*** Entries shown Section Begins ***

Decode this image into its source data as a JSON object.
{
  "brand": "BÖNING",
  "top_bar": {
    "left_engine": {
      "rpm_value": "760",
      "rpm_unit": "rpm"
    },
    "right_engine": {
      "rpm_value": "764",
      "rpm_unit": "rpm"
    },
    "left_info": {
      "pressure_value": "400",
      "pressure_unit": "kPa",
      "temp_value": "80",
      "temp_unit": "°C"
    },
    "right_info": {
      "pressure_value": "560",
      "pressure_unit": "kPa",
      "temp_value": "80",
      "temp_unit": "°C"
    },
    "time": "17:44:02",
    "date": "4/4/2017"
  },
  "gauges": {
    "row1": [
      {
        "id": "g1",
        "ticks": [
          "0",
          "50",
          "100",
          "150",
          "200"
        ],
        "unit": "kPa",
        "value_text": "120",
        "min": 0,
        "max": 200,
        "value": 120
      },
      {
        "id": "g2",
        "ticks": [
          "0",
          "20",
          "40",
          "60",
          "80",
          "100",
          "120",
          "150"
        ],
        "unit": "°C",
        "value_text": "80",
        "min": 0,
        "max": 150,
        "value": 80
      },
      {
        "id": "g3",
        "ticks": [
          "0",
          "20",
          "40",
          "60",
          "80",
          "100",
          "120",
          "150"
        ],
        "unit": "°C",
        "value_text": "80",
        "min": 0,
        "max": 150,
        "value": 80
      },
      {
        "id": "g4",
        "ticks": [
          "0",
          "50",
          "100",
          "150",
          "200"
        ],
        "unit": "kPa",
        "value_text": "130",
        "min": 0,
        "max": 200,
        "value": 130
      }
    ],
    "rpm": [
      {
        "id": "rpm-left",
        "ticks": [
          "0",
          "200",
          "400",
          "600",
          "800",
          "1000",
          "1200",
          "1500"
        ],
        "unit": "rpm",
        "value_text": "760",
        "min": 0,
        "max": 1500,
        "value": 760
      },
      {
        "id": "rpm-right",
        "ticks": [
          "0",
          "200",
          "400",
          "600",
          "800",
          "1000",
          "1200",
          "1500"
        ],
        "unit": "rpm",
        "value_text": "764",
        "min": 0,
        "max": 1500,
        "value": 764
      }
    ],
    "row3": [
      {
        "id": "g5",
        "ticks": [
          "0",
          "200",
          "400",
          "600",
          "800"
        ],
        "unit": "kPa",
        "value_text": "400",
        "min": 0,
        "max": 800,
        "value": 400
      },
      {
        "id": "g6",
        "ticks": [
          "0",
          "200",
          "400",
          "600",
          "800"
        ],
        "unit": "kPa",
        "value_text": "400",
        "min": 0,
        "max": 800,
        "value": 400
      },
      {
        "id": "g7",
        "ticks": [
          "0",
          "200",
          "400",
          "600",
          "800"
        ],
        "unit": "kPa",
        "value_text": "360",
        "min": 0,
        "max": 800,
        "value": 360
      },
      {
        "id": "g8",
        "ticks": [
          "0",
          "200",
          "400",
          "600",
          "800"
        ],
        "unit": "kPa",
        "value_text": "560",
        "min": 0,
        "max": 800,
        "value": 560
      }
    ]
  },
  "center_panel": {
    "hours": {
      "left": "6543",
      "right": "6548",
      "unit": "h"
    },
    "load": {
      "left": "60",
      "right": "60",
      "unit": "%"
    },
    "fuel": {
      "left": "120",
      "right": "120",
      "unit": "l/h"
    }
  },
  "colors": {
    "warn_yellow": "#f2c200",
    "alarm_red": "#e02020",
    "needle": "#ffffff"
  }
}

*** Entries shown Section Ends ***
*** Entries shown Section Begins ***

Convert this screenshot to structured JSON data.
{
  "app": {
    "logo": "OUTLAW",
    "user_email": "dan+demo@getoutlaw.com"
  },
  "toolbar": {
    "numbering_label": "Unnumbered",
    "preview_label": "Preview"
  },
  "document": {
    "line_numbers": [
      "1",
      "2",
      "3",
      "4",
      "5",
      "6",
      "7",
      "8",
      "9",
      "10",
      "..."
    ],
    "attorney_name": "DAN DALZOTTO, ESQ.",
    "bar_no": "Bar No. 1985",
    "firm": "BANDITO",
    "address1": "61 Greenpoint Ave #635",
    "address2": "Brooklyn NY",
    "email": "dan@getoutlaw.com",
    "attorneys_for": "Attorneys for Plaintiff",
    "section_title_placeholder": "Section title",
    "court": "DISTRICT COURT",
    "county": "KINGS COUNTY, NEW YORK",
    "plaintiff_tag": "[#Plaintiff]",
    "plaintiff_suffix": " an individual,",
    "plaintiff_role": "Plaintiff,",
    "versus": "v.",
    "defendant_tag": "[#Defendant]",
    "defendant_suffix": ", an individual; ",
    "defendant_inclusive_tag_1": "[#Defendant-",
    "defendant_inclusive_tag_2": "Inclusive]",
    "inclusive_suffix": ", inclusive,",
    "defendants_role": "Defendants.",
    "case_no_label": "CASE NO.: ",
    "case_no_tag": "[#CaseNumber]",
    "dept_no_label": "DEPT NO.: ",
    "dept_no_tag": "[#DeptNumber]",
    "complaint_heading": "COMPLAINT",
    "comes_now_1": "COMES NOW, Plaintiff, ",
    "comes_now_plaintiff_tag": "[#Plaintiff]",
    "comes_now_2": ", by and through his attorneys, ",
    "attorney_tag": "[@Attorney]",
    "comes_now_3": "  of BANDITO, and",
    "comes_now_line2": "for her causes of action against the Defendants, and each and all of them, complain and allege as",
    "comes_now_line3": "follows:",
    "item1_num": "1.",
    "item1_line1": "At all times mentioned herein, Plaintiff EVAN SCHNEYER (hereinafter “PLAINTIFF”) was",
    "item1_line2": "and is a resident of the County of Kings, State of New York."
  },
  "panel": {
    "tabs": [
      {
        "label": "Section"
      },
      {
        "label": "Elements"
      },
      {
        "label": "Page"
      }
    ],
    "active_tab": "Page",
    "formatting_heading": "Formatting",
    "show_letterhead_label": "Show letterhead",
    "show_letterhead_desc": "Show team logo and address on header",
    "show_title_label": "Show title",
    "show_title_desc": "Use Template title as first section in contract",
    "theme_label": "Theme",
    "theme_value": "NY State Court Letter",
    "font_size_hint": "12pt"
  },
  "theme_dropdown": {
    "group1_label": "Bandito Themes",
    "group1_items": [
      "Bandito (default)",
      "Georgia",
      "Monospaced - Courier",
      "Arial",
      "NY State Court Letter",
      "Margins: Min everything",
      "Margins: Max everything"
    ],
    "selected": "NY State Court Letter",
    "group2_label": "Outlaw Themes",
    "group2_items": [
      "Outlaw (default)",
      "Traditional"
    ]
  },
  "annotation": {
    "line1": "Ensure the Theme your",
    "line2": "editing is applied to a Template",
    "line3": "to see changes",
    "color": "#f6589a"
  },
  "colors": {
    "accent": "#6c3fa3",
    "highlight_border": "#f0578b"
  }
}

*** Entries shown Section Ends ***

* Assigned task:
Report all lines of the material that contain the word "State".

* Written response:
    "item1_line2": "and is a resident of the County of Kings, State of New York."
    "theme_value": "NY State Court Letter",
      "NY State Court Letter",
    "selected": "NY State Court Letter",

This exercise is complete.